• Exercise
A single number is required: the count of lines in the following entries that include the word "seconds".

• Data to examine
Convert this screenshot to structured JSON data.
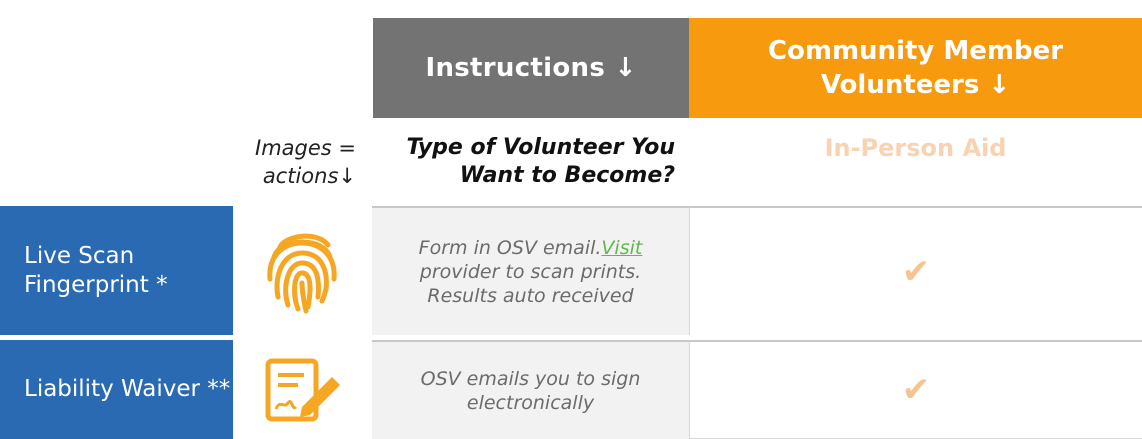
{
  "header": {
    "instructions": "Instructions ↓",
    "community_volunteers": "Community Member Volunteers ↓"
  },
  "subheader": {
    "images_actions": "Images = actions↓",
    "volunteer_type": "Type of Volunteer You Want to Become?",
    "in_person_aid": "In-Person Aid"
  },
  "rows": [
    {
      "label": "Live Scan Fingerprint *",
      "icon": "fingerprint-icon",
      "instruction_before": "Form in OSV email.",
      "instruction_link": "Visit",
      "instruction_after": " provider to scan prints. Results auto received",
      "check": "✔"
    },
    {
      "label": "Liability Waiver **",
      "icon": "sign-document-icon",
      "instruction": "OSV emails you to sign electronically",
      "check": "✔"
    }
  ],
  "colors": {
    "header_gray": "#737373",
    "header_orange": "#f79a0e",
    "row_label_blue": "#2a6ab2",
    "icon_orange": "#f5a623",
    "link_green": "#5fb94e"
  }
}
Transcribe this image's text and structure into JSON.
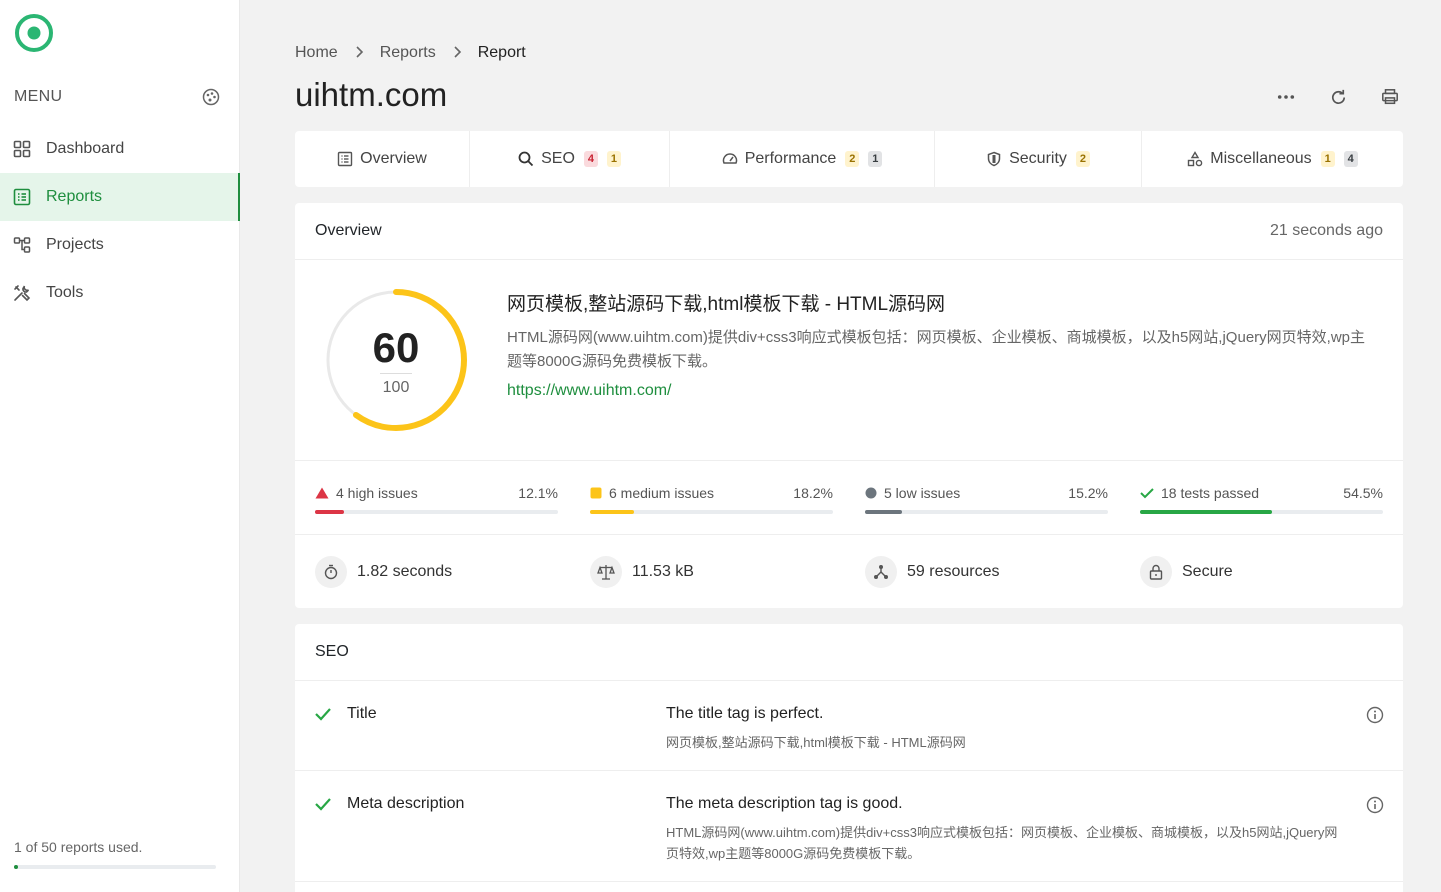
{
  "sidebar": {
    "menu_label": "MENU",
    "items": [
      {
        "label": "Dashboard",
        "icon": "grid-icon",
        "active": false
      },
      {
        "label": "Reports",
        "icon": "list-icon",
        "active": true
      },
      {
        "label": "Projects",
        "icon": "projects-icon",
        "active": false
      },
      {
        "label": "Tools",
        "icon": "tools-icon",
        "active": false
      }
    ],
    "usage_text": "1 of 50 reports used.",
    "usage_fraction": 0.02
  },
  "breadcrumb": [
    "Home",
    "Reports",
    "Report"
  ],
  "page_title": "uihtm.com",
  "tabs": [
    {
      "label": "Overview",
      "icon": "overview-icon",
      "badges": []
    },
    {
      "label": "SEO",
      "icon": "search-icon",
      "badges": [
        "4",
        "1"
      ]
    },
    {
      "label": "Performance",
      "icon": "gauge-icon",
      "badges": [
        "2",
        "1"
      ]
    },
    {
      "label": "Security",
      "icon": "shield-icon",
      "badges": [
        "2"
      ]
    },
    {
      "label": "Miscellaneous",
      "icon": "shapes-icon",
      "badges": [
        "1",
        "4"
      ]
    }
  ],
  "overview": {
    "heading": "Overview",
    "time": "21 seconds ago",
    "score": "60",
    "score_max": "100",
    "score_fraction": 0.6,
    "score_color": "#fcc419",
    "site_title": "网页模板,整站源码下载,html模板下载 - HTML源码网",
    "site_desc": "HTML源码网(www.uihtm.com)提供div+css3响应式模板包括：网页模板、企业模板、商城模板，以及h5网站,jQuery网页特效,wp主题等8000G源码免费模板下载。",
    "site_url": "https://www.uihtm.com/",
    "issues": [
      {
        "label": "4 high issues",
        "percent": "12.1%",
        "fraction": 0.121,
        "color": "#dc3545"
      },
      {
        "label": "6 medium issues",
        "percent": "18.2%",
        "fraction": 0.182,
        "color": "#fcc419"
      },
      {
        "label": "5 low issues",
        "percent": "15.2%",
        "fraction": 0.152,
        "color": "#6c757d"
      },
      {
        "label": "18 tests passed",
        "percent": "54.5%",
        "fraction": 0.545,
        "color": "#28a745"
      }
    ],
    "stats": [
      {
        "label": "1.82 seconds",
        "icon": "stopwatch-icon"
      },
      {
        "label": "11.53 kB",
        "icon": "scale-icon"
      },
      {
        "label": "59 resources",
        "icon": "resources-icon"
      },
      {
        "label": "Secure",
        "icon": "lock-icon"
      }
    ]
  },
  "seo": {
    "heading": "SEO",
    "rows": [
      {
        "name": "Title",
        "message": "The title tag is perfect.",
        "detail": "网页模板,整站源码下载,html模板下载 - HTML源码网"
      },
      {
        "name": "Meta description",
        "message": "The meta description tag is good.",
        "detail": "HTML源码网(www.uihtm.com)提供div+css3响应式模板包括：网页模板、企业模板、商城模板，以及h5网站,jQuery网页特效,wp主题等8000G源码免费模板下载。"
      }
    ]
  }
}
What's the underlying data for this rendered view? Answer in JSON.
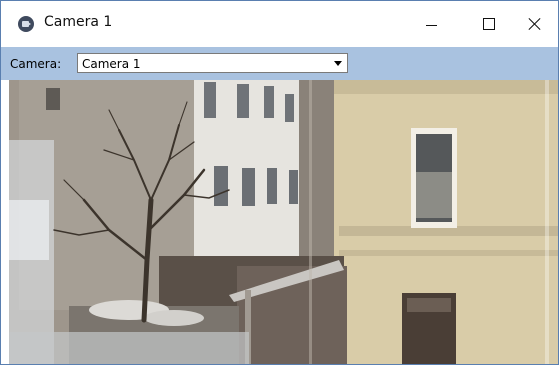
{
  "window": {
    "title": "Camera 1",
    "icon": "webcam-icon",
    "controls": [
      "minimize-icon",
      "maximize-icon",
      "close-icon"
    ]
  },
  "toolbar": {
    "camera_label": "Camera:",
    "camera_select_value": "Camera 1"
  },
  "colors": {
    "toolbar_bg": "#a9c2e0",
    "window_border": "#5a7fb0"
  },
  "view": {
    "content": "live camera feed image"
  }
}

• Final answer
2